"Perfectly cleaning the bathrooms, the toilet, and the mirrors so that they shine," she explains.
Thanks to her domestic work, she raised two kids alone and has helped support seven grandchildren.
But then the pandemic hit.
"I started getting calls from my clients and they didn't want me to come anymore," Portillo said.
In a matter of days in late February, Portillo lost all her clients.
She is part of a group that's been hit particularly hard by the coronavirus recession.
Immigrant women have faced much higher unemployment during the pandemic than immigrant men, U.S.-born women and U.S.-born men, a new Migration Policy Institute analysis of U.S. labor data shows.
"Immigrant women are concentrated in some occupations that have been hit hardest by this recession. Those include maids and housekeepers and waitresses," said Julia Gelatt, a senior policy analyst at the Migration Policy Institute who co-wrote the analysis.
Foreign-born women have also stopped working and job-hunting at a higher rate than other groups — in part because of their often-dual roles as workers and parents.
"Even if I had a job right now, I wouldn't be able to do it because my kids need my help," said Mexican immigrant Erendira Zamaco.

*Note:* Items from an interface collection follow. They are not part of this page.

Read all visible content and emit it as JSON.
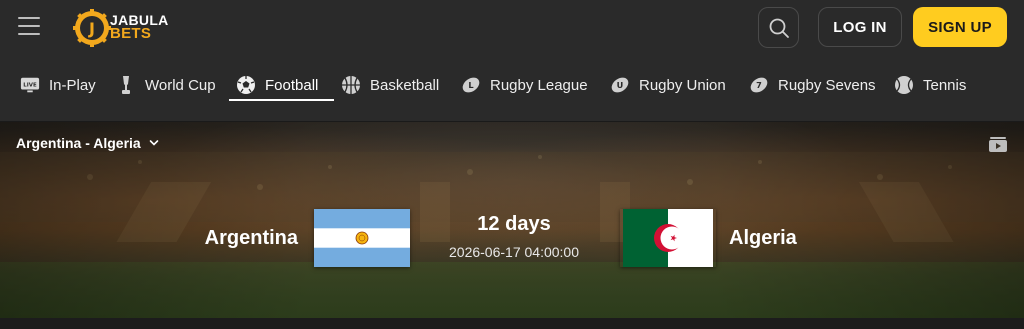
{
  "header": {
    "logo_line1": "JABULA",
    "logo_line2": "BETS",
    "login_label": "LOG IN",
    "signup_label": "SIGN UP",
    "brand_color": "#ffcc1f",
    "logo_color": "#f2a81d"
  },
  "sports_nav": {
    "items": [
      {
        "label": "In-Play",
        "icon": "live-tv-icon"
      },
      {
        "label": "World Cup",
        "icon": "trophy-icon"
      },
      {
        "label": "Football",
        "icon": "soccer-ball-icon",
        "active": true
      },
      {
        "label": "Basketball",
        "icon": "basketball-icon"
      },
      {
        "label": "Rugby League",
        "icon": "rugby-league-icon"
      },
      {
        "label": "Rugby Union",
        "icon": "rugby-union-icon"
      },
      {
        "label": "Rugby Sevens",
        "icon": "rugby-sevens-icon"
      },
      {
        "label": "Tennis",
        "icon": "tennis-ball-icon"
      }
    ],
    "live_badge": "LIVE",
    "more_label": "•••"
  },
  "event": {
    "selector_label": "Argentina - Algeria",
    "home_team": "Argentina",
    "away_team": "Algeria",
    "countdown": "12 days",
    "kickoff": "2026-06-17 04:00:00"
  }
}
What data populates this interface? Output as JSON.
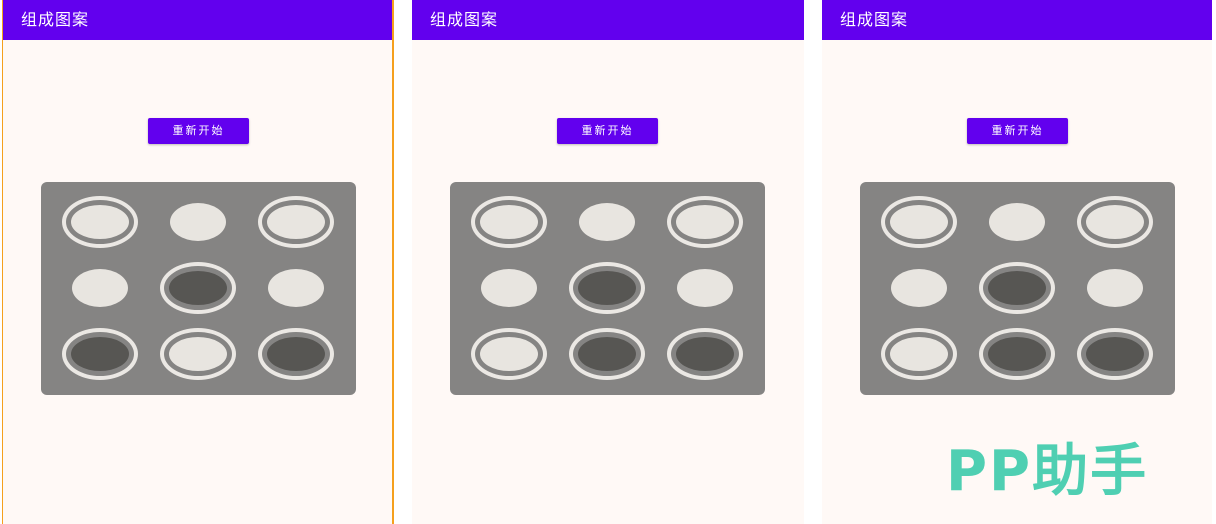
{
  "screens": [
    {
      "app_title": "组成图案",
      "restart_label": "重新开始",
      "grid": [
        [
          "ringed-light",
          "plain",
          "ringed-light"
        ],
        [
          "plain",
          "ringed-dark",
          "plain"
        ],
        [
          "ringed-dark",
          "ringed-light",
          "ringed-dark"
        ]
      ]
    },
    {
      "app_title": "组成图案",
      "restart_label": "重新开始",
      "grid": [
        [
          "ringed-light",
          "plain",
          "ringed-light"
        ],
        [
          "plain",
          "ringed-dark",
          "plain"
        ],
        [
          "ringed-light",
          "ringed-dark",
          "ringed-dark"
        ]
      ]
    },
    {
      "app_title": "组成图案",
      "restart_label": "重新开始",
      "grid": [
        [
          "ringed-light",
          "plain",
          "ringed-light"
        ],
        [
          "plain",
          "ringed-dark",
          "plain"
        ],
        [
          "ringed-light",
          "ringed-dark",
          "ringed-dark"
        ]
      ]
    }
  ],
  "watermark": "PP助手",
  "colors": {
    "app_bar": "#6200ee",
    "board": "#858483",
    "light_cell": "#e8e5e0",
    "dark_cell": "#575653",
    "watermark": "#4fcfb2"
  }
}
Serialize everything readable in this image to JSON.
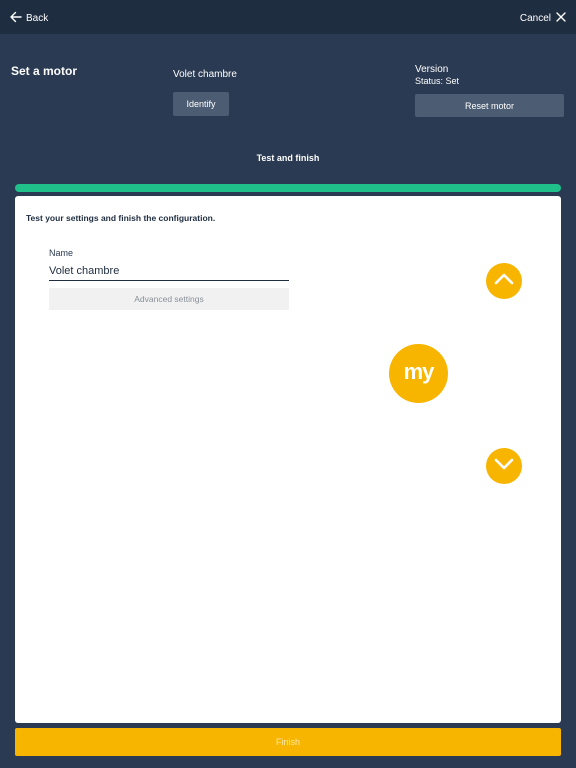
{
  "topbar": {
    "back_label": "Back",
    "cancel_label": "Cancel"
  },
  "header": {
    "title": "Set a motor",
    "motor_name": "Volet chambre",
    "identify_label": "Identify",
    "version_label": "Version",
    "status_label": "Status: Set",
    "reset_label": "Reset motor"
  },
  "step": {
    "title": "Test and finish",
    "progress": 1.0
  },
  "card": {
    "instruction": "Test your settings and finish the configuration.",
    "name_label": "Name",
    "name_value": "Volet chambre",
    "advanced_label": "Advanced settings",
    "my_label": "my"
  },
  "footer": {
    "finish_label": "Finish"
  },
  "icons": {
    "back": "arrow-left-icon",
    "cancel": "close-icon",
    "up": "chevron-up-icon",
    "down": "chevron-down-icon"
  },
  "colors": {
    "background": "#2a3a52",
    "topbar": "#1f2d40",
    "progress": "#1fc08a",
    "accent": "#f7b500",
    "button": "#4c5d73"
  }
}
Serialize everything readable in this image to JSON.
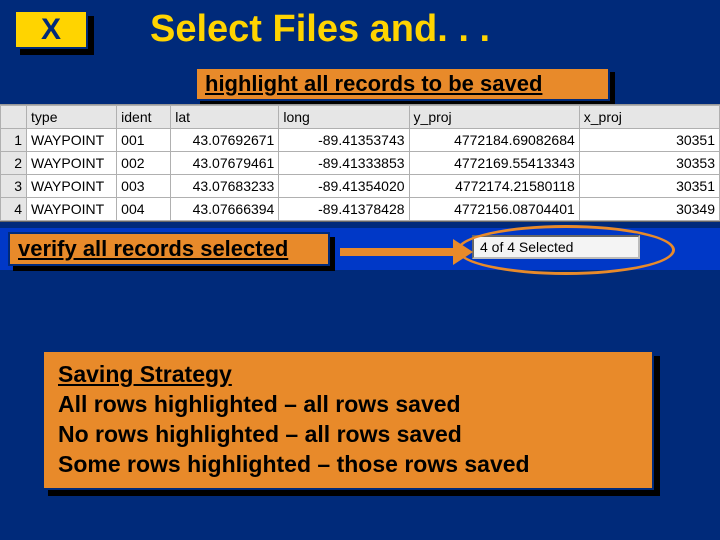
{
  "bullet": "X",
  "title": "Select Files and. . .",
  "callout1": "highlight all records to be saved",
  "callout2": "verify all records selected",
  "status_text": "4 of 4 Selected",
  "table": {
    "headers": {
      "corner": "",
      "type": "type",
      "ident": "ident",
      "lat": "lat",
      "long": "long",
      "y_proj": "y_proj",
      "x_proj": "x_proj"
    },
    "rows": [
      {
        "n": "1",
        "type": "WAYPOINT",
        "ident": "001",
        "lat": "43.07692671",
        "long": "-89.41353743",
        "y_proj": "4772184.69082684",
        "x_proj": "30351"
      },
      {
        "n": "2",
        "type": "WAYPOINT",
        "ident": "002",
        "lat": "43.07679461",
        "long": "-89.41333853",
        "y_proj": "4772169.55413343",
        "x_proj": "30353"
      },
      {
        "n": "3",
        "type": "WAYPOINT",
        "ident": "003",
        "lat": "43.07683233",
        "long": "-89.41354020",
        "y_proj": "4772174.21580118",
        "x_proj": "30351"
      },
      {
        "n": "4",
        "type": "WAYPOINT",
        "ident": "004",
        "lat": "43.07666394",
        "long": "-89.41378428",
        "y_proj": "4772156.08704401",
        "x_proj": "30349"
      }
    ]
  },
  "strategy": {
    "header": "Saving Strategy",
    "line1": "All rows highlighted – all rows saved",
    "line2": "No rows highlighted – all rows saved",
    "line3": "Some rows highlighted – those rows saved"
  }
}
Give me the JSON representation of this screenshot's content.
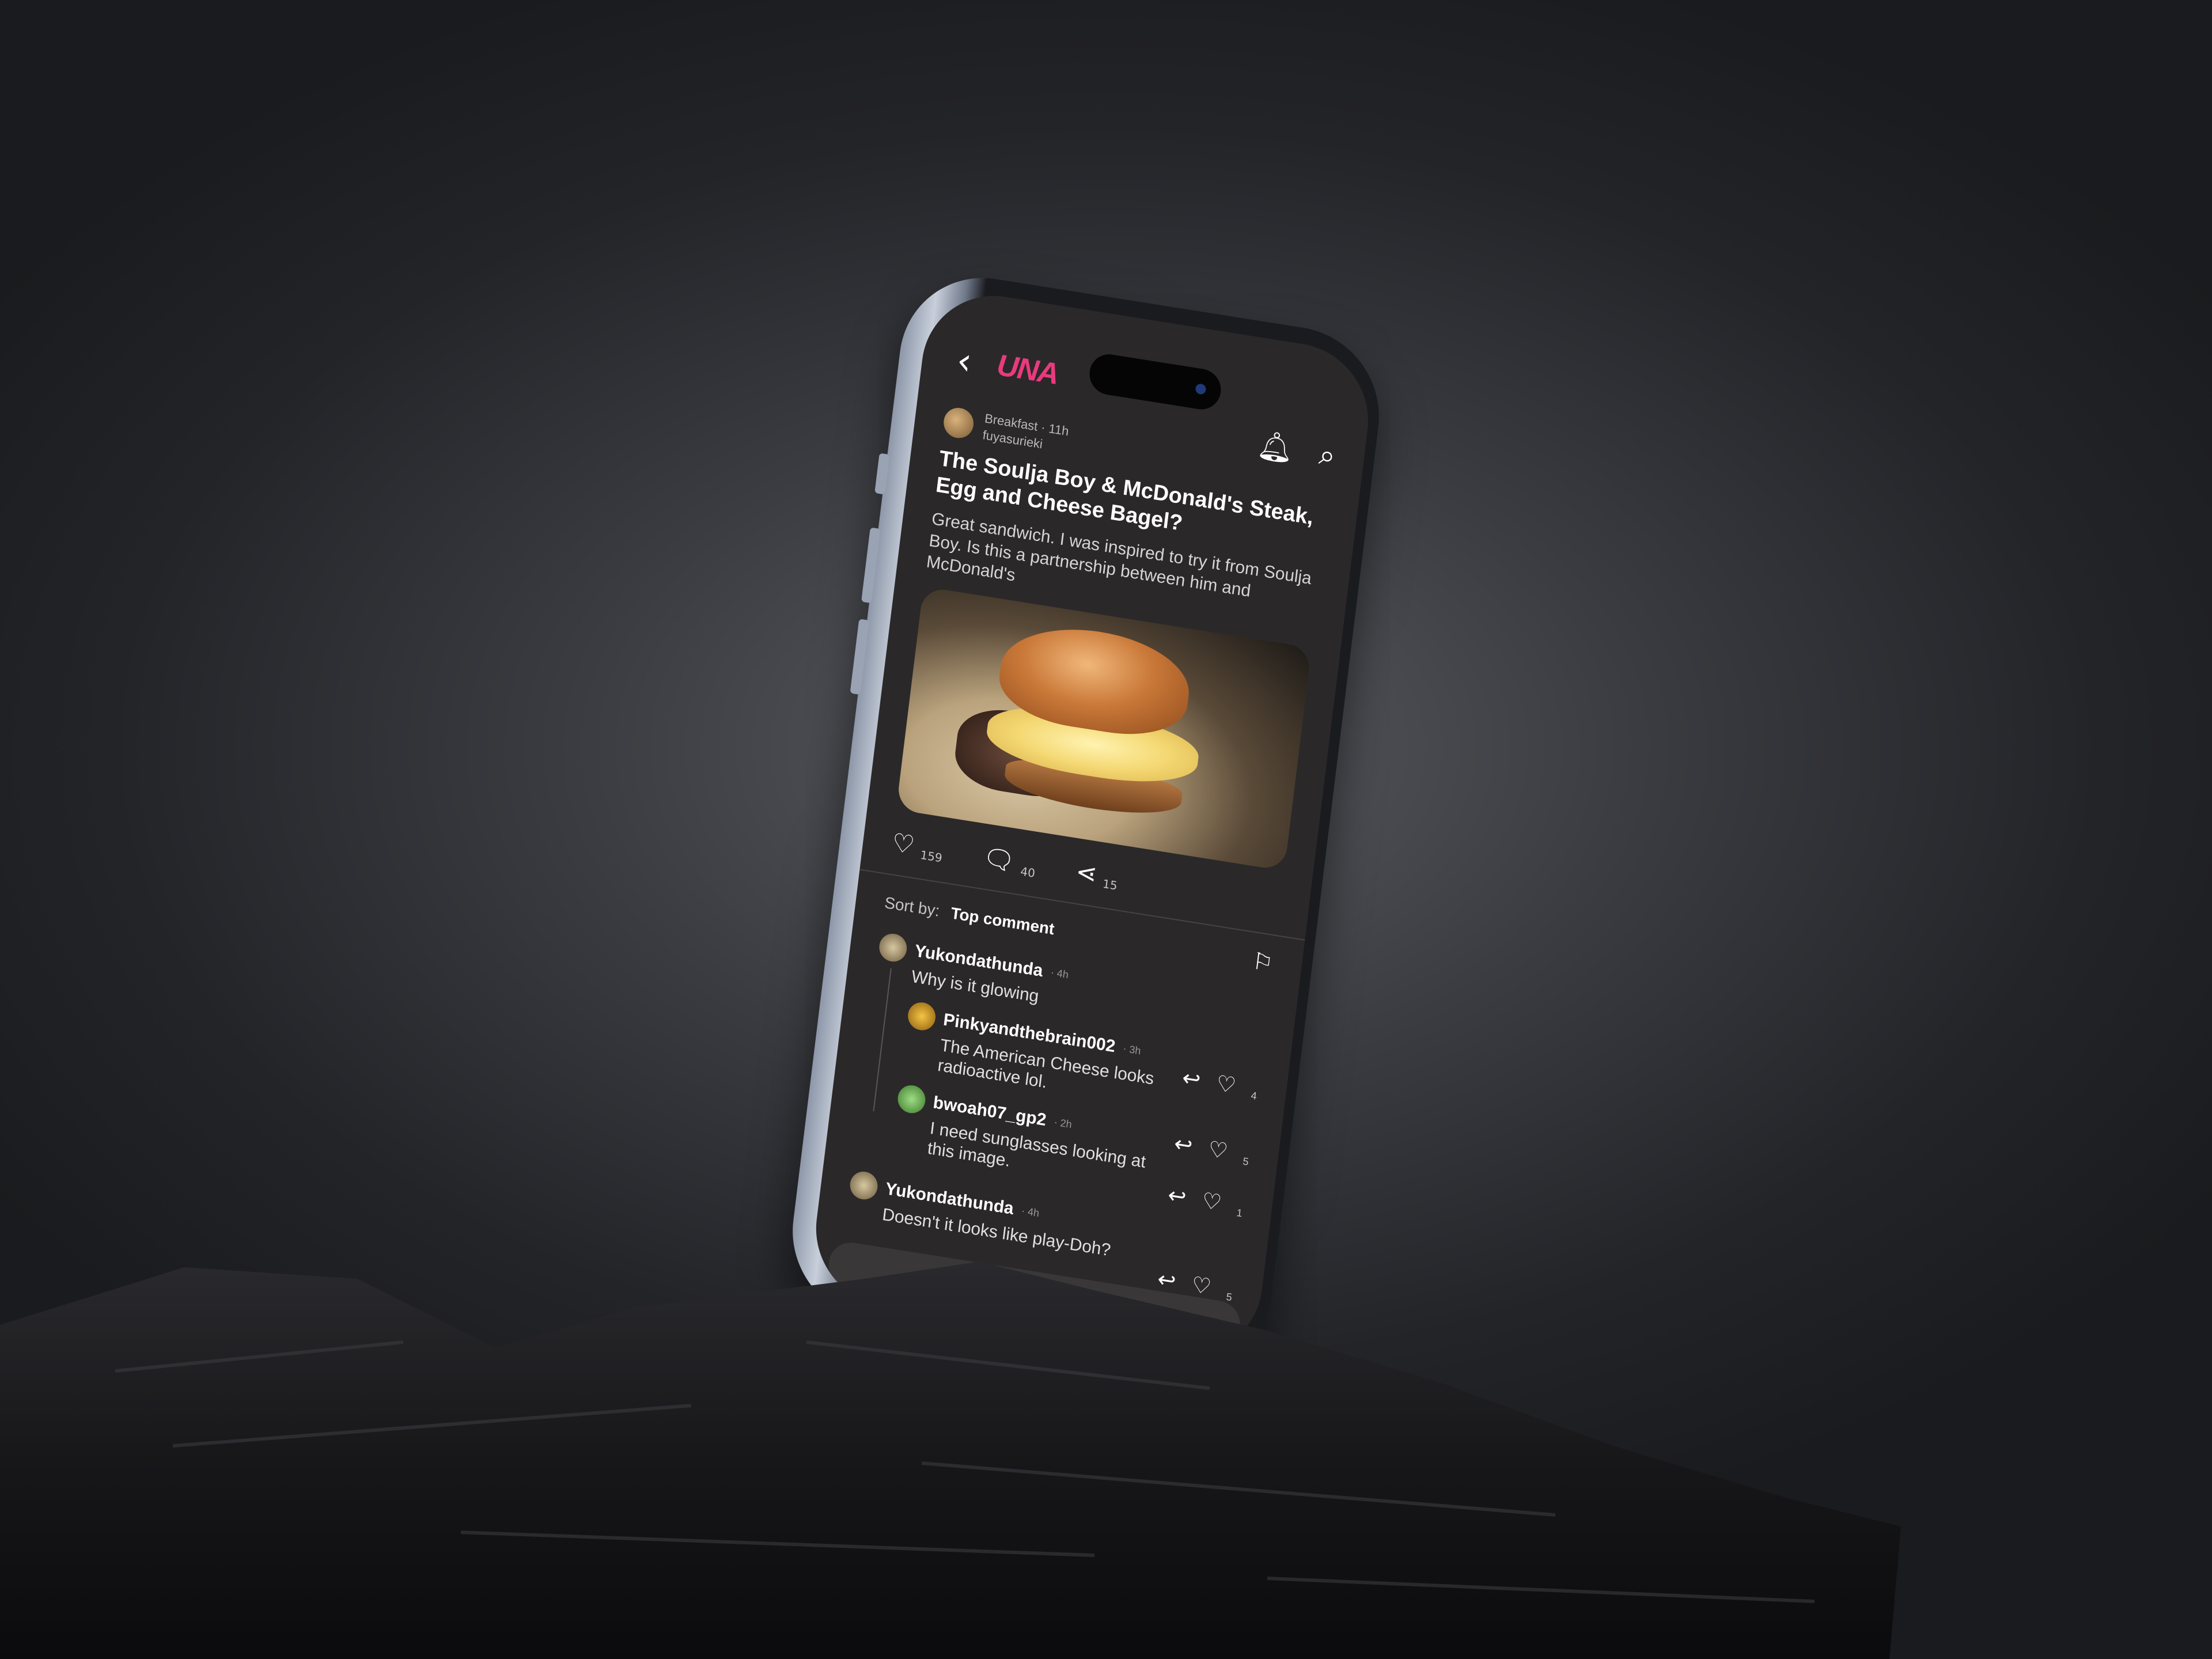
{
  "app": {
    "logo": "UNA"
  },
  "header": {
    "back_icon": "chevron-left-icon",
    "notification_icon": "bell-icon",
    "search_icon": "search-icon"
  },
  "post": {
    "community": "Breakfast",
    "time": "· 11h",
    "author": "fuyasurieki",
    "title": "The Soulja Boy & McDonald's Steak, Egg and Cheese Bagel?",
    "body": "Great sandwich. I was inspired to try it from Soulja Boy. Is this a partnership between him and McDonald's",
    "likes": "159",
    "comments": "40",
    "shares": "15"
  },
  "comments_section": {
    "sort_label": "Sort by:",
    "sort_value": "Top comment",
    "comments": [
      {
        "user": "Yukondathunda",
        "time": "· 4h",
        "text": "Why is it glowing",
        "likes": ""
      },
      {
        "user": "Pinkyandthebrain002",
        "time": "· 3h",
        "text": "The American Cheese looks radioactive lol.",
        "likes": "4"
      },
      {
        "user": "bwoah07_gp2",
        "time": "· 2h",
        "text": "I need sunglasses looking at this image.",
        "likes": "5"
      },
      {
        "user": "Yukondathunda",
        "time": "· 4h",
        "text": "Doesn't it looks like play-Doh?",
        "likes": "1"
      }
    ],
    "last_likes": "5"
  },
  "colors": {
    "accent": "#e93a7d",
    "screen_bg": "#2b2829",
    "text": "#ffffff"
  }
}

Before the pandemic, Zamaco worked over 40 hours a week as a house cleaner and nanny in Philadelphia.
Now, she's only on the job a few hours per month because her three kids are doing remote schooling and need her supervision and because employers have cut back.
"When one is living like this, it's hard," Zamaco said.
Over 90% of Spanish-speaking domestic workers lost jobs due to COVID-19, a recent trade survey found. Yet the vast majority didn't apply for unemployment insurance. And less than a third received a federal stimulus check.
That's partly because many are undocumented.
"We are always the most vulnerable, left out of any help," Zamaco said.
Still, Zamaco and Portillo say they are scraping by thanks to help from food pantries, labor rights groups, friends and family.
"My granddaughter said, 'don't worry — if before we ate every day, well now we can start eating every other day,'" recalls Portillo.
After years of serving others, usually at low wages, they simply want the incoming Biden administration, and other politicians, to acknowledge their plight now.
"To take us into consideration and not to forget us," Zamaco said.